- [What you need to do]
Reply with nothing but the number of lines in the data below where the word "text" occurs.

(Data items)
=== Section Start ===
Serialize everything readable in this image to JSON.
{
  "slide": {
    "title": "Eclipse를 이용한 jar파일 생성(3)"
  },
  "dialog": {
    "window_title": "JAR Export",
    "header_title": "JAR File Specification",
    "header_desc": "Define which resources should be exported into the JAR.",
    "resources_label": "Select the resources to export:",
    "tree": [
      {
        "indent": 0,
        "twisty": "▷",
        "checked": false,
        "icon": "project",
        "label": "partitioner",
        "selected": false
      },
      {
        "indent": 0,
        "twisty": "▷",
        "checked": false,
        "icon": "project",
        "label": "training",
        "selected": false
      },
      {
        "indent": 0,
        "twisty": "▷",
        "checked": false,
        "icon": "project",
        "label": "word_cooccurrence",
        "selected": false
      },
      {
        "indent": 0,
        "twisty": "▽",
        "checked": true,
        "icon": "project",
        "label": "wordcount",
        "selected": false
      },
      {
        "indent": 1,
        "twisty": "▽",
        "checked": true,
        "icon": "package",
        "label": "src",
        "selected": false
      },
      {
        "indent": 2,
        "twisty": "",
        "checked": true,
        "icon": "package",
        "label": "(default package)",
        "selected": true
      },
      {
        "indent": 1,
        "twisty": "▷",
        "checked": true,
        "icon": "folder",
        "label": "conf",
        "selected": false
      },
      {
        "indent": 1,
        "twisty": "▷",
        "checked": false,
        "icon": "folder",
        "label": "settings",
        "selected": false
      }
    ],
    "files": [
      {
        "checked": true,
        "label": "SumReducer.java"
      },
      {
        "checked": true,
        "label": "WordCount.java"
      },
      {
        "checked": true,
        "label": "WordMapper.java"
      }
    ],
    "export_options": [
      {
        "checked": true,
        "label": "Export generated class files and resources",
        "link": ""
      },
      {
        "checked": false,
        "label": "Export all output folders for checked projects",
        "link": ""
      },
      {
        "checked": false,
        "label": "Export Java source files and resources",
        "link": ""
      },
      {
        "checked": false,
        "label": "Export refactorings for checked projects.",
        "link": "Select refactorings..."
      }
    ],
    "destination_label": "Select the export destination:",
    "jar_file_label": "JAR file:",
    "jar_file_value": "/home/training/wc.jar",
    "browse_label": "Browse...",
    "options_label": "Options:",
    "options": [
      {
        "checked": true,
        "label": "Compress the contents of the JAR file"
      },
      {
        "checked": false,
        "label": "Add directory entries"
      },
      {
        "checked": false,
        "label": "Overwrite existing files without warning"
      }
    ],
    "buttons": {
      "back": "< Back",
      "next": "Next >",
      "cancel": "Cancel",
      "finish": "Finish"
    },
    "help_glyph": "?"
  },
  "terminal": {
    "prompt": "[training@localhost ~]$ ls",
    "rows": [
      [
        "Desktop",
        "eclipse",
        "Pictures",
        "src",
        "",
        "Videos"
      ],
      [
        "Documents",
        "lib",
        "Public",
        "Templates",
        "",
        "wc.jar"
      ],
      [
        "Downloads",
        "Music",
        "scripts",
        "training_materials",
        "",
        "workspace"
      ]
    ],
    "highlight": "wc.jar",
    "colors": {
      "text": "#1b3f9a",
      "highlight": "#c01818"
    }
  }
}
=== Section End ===
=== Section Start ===
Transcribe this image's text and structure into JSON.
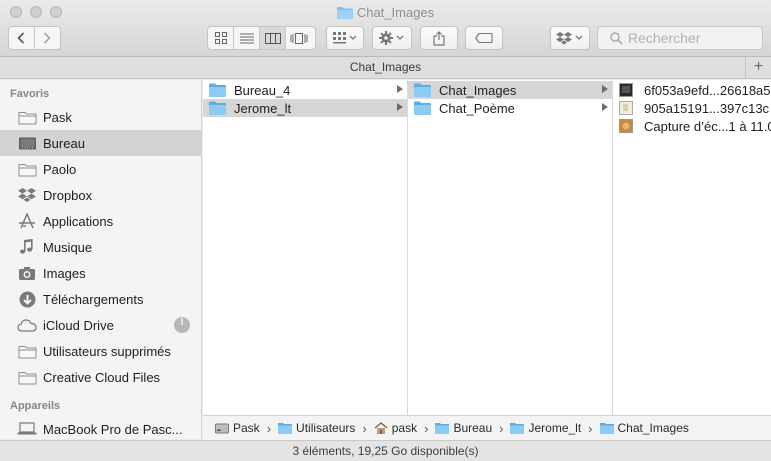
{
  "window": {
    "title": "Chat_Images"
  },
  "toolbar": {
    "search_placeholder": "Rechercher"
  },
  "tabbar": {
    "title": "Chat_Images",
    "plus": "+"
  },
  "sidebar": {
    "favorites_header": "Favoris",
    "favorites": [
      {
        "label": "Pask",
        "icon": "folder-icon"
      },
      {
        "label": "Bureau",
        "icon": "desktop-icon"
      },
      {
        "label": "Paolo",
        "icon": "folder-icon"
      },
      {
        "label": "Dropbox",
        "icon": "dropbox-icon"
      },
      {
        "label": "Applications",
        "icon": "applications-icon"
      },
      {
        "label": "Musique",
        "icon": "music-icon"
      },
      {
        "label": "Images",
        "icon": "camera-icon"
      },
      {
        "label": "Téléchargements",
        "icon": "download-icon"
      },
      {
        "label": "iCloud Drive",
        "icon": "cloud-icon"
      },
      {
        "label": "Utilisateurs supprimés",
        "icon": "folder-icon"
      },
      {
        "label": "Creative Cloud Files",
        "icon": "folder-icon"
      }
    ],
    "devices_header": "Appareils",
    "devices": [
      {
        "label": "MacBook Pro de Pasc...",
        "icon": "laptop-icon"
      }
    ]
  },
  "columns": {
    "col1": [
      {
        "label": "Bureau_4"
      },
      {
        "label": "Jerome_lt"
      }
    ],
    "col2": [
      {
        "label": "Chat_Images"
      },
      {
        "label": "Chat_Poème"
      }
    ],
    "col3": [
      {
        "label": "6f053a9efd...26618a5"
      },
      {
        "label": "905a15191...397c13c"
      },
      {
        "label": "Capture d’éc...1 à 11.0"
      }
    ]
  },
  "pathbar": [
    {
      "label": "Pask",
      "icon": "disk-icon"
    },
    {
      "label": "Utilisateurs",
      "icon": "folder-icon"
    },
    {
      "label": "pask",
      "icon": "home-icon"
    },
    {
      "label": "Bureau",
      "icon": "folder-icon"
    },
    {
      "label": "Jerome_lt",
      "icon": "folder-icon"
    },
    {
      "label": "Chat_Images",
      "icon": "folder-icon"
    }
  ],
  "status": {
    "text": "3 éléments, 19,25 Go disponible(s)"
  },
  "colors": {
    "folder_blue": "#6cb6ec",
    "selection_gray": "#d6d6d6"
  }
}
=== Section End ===
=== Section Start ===
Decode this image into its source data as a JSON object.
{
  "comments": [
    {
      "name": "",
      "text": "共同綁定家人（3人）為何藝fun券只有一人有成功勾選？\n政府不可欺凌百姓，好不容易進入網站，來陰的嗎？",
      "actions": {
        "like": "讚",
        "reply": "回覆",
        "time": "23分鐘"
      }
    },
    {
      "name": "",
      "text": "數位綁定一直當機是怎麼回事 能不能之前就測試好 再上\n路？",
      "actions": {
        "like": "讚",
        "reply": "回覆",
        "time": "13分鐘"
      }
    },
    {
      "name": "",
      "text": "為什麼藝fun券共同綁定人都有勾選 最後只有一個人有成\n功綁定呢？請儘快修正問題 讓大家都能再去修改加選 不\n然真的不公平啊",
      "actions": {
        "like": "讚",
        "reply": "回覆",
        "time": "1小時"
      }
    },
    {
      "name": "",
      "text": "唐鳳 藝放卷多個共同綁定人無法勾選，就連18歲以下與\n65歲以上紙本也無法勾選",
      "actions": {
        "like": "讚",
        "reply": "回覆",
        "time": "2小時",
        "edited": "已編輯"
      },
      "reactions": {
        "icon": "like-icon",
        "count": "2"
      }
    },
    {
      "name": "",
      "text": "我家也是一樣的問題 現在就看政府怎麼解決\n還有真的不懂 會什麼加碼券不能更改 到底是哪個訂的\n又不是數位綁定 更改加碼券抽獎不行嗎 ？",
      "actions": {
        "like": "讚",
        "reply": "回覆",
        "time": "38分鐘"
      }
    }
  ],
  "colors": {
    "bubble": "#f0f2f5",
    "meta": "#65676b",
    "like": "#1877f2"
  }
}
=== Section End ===
- [Output below]
8